Getting started with a paint roller, SOS Development Associate Daphne Salter reflected on her previous work in cases very similar to the ones Guiding Harbor deals with every day.

“I wanted to come out just because I’m really passionate about foster care reform,” said Daphne. “At my last job in Ohio, I was the CASA— Court Appointed Special Advocate, so I’ve seen a lot of cases, and the system is not easy.”


June offers a plethora of beautiful community-building moments and events. From Father’s Day to Juneteenth to PRIDE, there is plenty of opportunity to uplift the DEI we see all around us and take part in the celebrations. We can honor those who shaped our DEI journey and who have fought for the advancements in our communities.

“It has very special meaning as we wrap up this 21-day Equity Challenge just before the day that we get to celebrate our fathers,” said Dr. Hudson during the closing event. “My father instilled in me a sense of cultural pride that has never faltered and has never gone away—it’s in my bones.”

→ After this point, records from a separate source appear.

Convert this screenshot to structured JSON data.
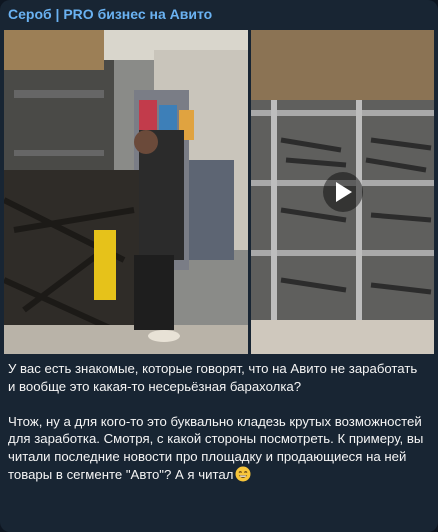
{
  "post": {
    "channel_name": "Сероб | PRO бизнес на Авито",
    "media": [
      {
        "kind": "photo",
        "subject": "man-sorting-auto-parts-in-warehouse"
      },
      {
        "kind": "video",
        "subject": "warehouse-shelves-with-auto-parts",
        "icon": "play-icon"
      }
    ],
    "paragraph_1": "У вас есть знакомые, которые говорят, что на Авито не заработать и вообще это какая-то несерьёзная барахолка?",
    "paragraph_2": "Чтож, ну а для кого-то это буквально кладезь крутых возможностей для заработка. Смотря, с какой стороны посмотреть. К примеру, вы читали последние новости про площадку и продающиеся на ней товары в сегменте \"Авто\"? А я читал",
    "emoji": "grinning-face-emoji"
  },
  "colors": {
    "bubble": "#182533",
    "channel_name": "#6ab2f2",
    "text": "#f5f5f5"
  }
}
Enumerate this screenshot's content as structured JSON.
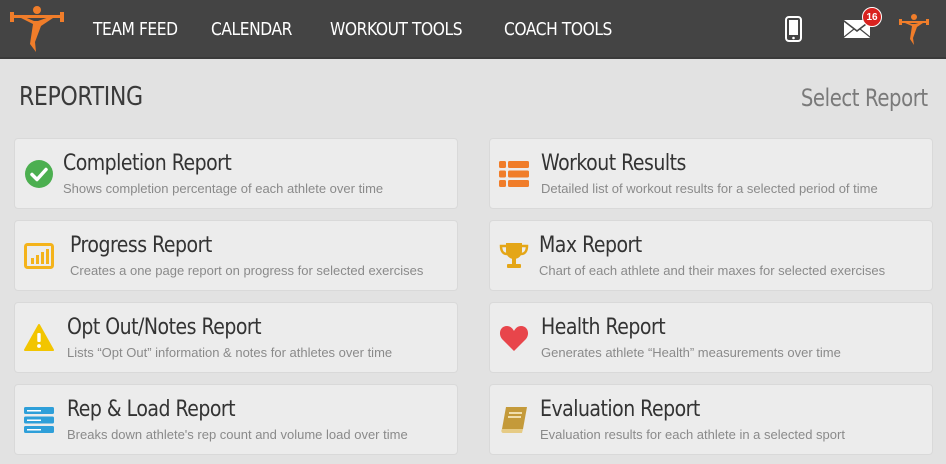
{
  "nav": {
    "items": [
      "TEAM FEED",
      "CALENDAR",
      "WORKOUT TOOLS",
      "COACH TOOLS"
    ],
    "notification_count": "16"
  },
  "page": {
    "title": "REPORTING",
    "action_label": "Select Report"
  },
  "colors": {
    "topbar": "#444444",
    "brand_orange": "#f07d2a",
    "badge_red": "#d9221f",
    "check_green": "#4caf50",
    "warning_yellow": "#f2c500",
    "heart_red": "#e8454b",
    "trophy_gold": "#e4a617",
    "book_brown": "#c49a3a",
    "list_blue": "#2e9fd9"
  },
  "reports": [
    {
      "title": "Completion Report",
      "desc": "Shows completion percentage of each athlete over time",
      "icon": "check-circle-icon"
    },
    {
      "title": "Workout Results",
      "desc": "Detailed list of workout results for a selected period of time",
      "icon": "list-icon"
    },
    {
      "title": "Progress Report",
      "desc": "Creates a one page report on progress for selected exercises",
      "icon": "bar-chart-icon"
    },
    {
      "title": "Max Report",
      "desc": "Chart of each athlete and their maxes for selected exercises",
      "icon": "trophy-icon"
    },
    {
      "title": "Opt Out/Notes Report",
      "desc": "Lists “Opt Out” information & notes for athletes over time",
      "icon": "warning-icon"
    },
    {
      "title": "Health Report",
      "desc": "Generates athlete “Health” measurements over time",
      "icon": "heart-icon"
    },
    {
      "title": "Rep & Load Report",
      "desc": "Breaks down athlete's rep count and volume load over time",
      "icon": "server-icon"
    },
    {
      "title": "Evaluation Report",
      "desc": "Evaluation results for each athlete in a selected sport",
      "icon": "book-icon"
    }
  ]
}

“That cultural pride is something I feel every single day and I want that for everyone.”

Tonya also honored the memory of her late father and vowed to carry out his legacy of equitable community building.

I want to continue this legacy, working with community to combat inequities alongside each one of you.” – Tonya Adair

“I remember my father serving on a faith-based committee that truly focused on addressing inequities at the local United Way in Louisiana,” said Tonya. “I recently found the pin that he wore so proudly because he knew that he was working on something worthwhile.”

“My father passed away and I keep the pin close to my heart because I know that’s where my United Way journey started, and I want to continue this legacy, working with community to combat inequities alongside each one of you.”

Through DEI, we can better understand and accept one another. This heart work challenged us to make humanity a priority and show respect to our beautiful differences.

Interested in the history and celebrations of Juneteenth? Read this call to action from our president and CEO, Dr. Hudson.

Looking to find a volunteer opportunity to make equitable change? Check out our portal!